How Do You Use A Nakiri Or Santoku To Cut Safely?

While cutting, be sure your chopping board does not shift. Put a small cloth beneath your board to keep it secure.

If you’re learning a new cutting method, take your time and practice at a suitable pace. Never store the knife in a cabinet with other tools, mainly if the blade is held up.

Can A Nakiri Replace Cleaver?

Nakiri is very different from a cleaver. It is used in Japanese cooking to finely slice vegetables and produce textures that are impossible to achieve with a French chef knife. This knife’s edge is often short and broad, similar to an usuba or Santoku blade.

How To Grab A Nakiri?

You must hold a Nakiri in the same manner as a standard kitchen knife. The advantage of Nakiris is that their bent blade allows them to swing back and forth on food rather than slicing through them as other blades. They’re ideal for cutting little bits of onion or shredding ginger because of this.

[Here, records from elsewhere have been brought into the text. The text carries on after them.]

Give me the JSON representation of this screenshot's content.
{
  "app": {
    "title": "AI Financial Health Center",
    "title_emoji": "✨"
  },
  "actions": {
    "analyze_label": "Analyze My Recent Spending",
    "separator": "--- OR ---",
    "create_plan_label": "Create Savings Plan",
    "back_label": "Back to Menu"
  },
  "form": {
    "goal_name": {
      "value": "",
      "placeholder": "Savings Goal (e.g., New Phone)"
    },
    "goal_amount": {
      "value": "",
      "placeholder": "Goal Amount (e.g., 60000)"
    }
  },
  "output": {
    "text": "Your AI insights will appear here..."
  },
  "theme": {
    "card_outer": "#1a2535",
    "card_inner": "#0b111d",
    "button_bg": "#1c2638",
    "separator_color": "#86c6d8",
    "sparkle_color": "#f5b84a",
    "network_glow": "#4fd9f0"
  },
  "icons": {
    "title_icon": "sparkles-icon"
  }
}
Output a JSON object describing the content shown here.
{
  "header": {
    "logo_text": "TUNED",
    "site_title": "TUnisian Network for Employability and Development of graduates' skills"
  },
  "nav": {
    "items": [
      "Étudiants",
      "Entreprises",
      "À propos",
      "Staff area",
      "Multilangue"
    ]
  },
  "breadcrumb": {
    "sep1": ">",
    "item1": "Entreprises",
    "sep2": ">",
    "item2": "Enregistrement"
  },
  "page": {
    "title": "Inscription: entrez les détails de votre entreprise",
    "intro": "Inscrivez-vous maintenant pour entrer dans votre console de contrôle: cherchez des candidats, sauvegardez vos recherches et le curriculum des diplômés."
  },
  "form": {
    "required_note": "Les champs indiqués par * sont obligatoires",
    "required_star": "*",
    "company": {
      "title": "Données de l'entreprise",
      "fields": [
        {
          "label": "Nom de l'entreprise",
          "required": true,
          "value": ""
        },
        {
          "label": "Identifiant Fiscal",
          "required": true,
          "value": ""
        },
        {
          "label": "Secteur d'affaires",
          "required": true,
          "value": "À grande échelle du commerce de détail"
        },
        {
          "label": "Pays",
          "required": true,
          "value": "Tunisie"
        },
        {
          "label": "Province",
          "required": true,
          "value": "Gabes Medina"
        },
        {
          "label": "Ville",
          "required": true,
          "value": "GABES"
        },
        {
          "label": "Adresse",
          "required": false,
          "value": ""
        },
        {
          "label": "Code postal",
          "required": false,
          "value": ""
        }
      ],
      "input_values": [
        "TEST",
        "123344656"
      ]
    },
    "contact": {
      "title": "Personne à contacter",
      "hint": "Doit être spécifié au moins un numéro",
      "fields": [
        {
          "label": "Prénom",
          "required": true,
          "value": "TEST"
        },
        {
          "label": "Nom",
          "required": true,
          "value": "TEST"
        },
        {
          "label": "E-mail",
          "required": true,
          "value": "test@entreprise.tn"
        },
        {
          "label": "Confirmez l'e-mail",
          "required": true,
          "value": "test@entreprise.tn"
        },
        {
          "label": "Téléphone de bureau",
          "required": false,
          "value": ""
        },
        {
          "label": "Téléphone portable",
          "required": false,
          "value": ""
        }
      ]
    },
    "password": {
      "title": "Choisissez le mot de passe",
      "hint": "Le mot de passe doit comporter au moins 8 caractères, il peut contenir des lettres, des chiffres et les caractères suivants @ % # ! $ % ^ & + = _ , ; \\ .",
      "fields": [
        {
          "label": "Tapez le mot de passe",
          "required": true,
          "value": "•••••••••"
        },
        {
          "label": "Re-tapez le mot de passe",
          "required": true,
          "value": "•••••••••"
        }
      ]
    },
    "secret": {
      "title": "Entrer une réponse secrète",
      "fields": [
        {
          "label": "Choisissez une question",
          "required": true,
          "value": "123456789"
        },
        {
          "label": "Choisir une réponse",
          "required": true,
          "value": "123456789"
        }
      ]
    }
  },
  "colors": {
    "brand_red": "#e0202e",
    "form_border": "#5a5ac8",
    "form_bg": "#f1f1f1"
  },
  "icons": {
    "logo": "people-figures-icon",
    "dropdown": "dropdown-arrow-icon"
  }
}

The Final Verdict:

Is it necessary to have both knives in your kitchen? The quick answer is no. You may use Santoku blades for a variety of tasks. A double-edged Santoku knife can do all of the functions of a Nakiri, plus a lot more. 

A Nakiri knife is a speciality knife that excels at one task: cutting vegetables and fruit. The Nakiri’s key benefits are speed and homogeneity. You can rapidly chop vegetables with their flat side and square blade; you don’t need to move the knife to finish each cut. 

You also obtain clean, consistent cuts every time since the flat edge makes a full impact with the chopping board.

If you’re a vegan or vegetarian, a Nakiri might be a valuable addition to a more extensive set that comprises a Santoku or chef’s knife.

If you want an all-purpose blade with a little more skill than a chef’s knife, a Santoku is a way to go. Buy a Nakiri if you’re going to add a knife to your collection mainly made for chopping vegetables!